## DATA FOR PROCESSING:
++++++++

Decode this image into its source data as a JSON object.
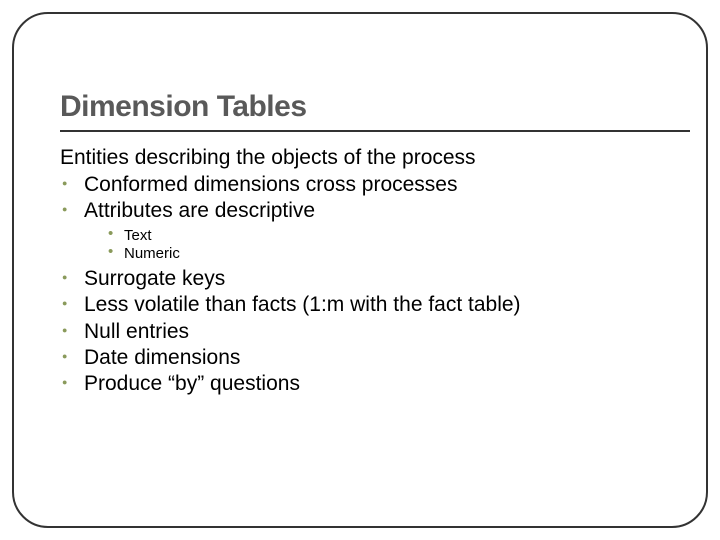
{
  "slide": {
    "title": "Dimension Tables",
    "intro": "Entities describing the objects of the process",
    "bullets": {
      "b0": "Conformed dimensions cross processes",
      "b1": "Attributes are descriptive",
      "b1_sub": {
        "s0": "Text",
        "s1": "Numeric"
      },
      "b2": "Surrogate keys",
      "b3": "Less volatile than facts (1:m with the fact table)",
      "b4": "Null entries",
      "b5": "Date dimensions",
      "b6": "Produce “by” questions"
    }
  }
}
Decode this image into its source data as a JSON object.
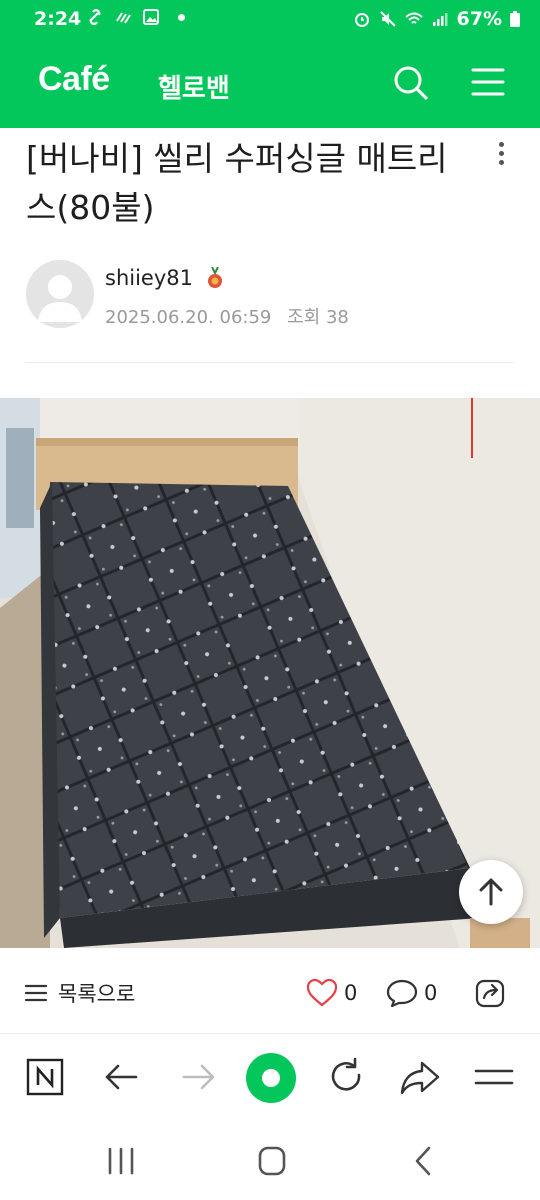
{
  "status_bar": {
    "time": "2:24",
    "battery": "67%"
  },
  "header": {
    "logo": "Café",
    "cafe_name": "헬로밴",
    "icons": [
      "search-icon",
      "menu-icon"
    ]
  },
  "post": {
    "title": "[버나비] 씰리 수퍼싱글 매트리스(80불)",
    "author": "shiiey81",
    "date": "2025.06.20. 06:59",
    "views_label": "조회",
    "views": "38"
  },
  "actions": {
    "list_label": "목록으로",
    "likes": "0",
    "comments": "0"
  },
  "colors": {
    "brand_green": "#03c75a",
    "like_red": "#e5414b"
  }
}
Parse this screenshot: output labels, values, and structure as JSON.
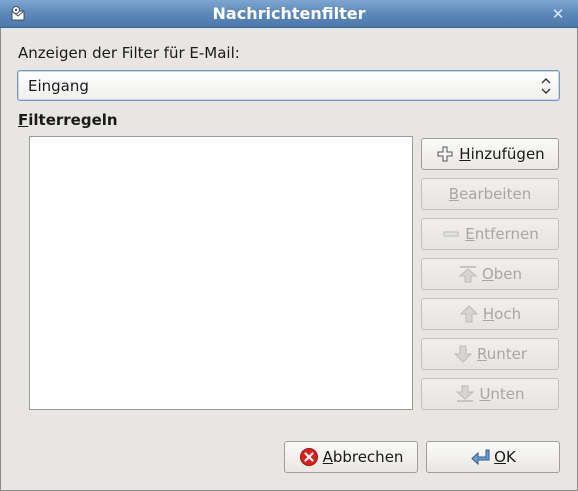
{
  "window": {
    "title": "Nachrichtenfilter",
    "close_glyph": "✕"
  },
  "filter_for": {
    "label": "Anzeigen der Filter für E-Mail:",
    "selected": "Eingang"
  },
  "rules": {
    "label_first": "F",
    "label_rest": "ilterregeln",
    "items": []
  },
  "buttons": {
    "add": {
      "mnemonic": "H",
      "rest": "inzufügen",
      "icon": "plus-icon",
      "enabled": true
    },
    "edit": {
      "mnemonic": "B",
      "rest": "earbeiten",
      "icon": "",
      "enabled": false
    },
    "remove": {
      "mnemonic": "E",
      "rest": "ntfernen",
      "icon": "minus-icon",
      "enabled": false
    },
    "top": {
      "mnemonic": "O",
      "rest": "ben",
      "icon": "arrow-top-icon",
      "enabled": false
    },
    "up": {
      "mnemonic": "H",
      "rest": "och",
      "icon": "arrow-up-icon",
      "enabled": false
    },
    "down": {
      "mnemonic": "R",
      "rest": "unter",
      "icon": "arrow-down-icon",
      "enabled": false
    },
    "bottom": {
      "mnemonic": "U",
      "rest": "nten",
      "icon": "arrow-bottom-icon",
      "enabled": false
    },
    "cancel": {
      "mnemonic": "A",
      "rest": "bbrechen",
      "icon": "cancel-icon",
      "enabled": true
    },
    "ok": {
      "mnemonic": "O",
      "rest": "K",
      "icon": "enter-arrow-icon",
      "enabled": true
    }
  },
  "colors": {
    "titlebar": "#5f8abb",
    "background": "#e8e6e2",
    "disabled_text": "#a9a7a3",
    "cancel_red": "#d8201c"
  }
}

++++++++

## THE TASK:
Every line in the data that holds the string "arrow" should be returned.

## PROBLEM SOLUTION:
      "icon": "arrow-top-icon",
      "icon": "arrow-up-icon",
      "icon": "arrow-down-icon",
      "icon": "arrow-bottom-icon",
      "icon": "enter-arrow-icon",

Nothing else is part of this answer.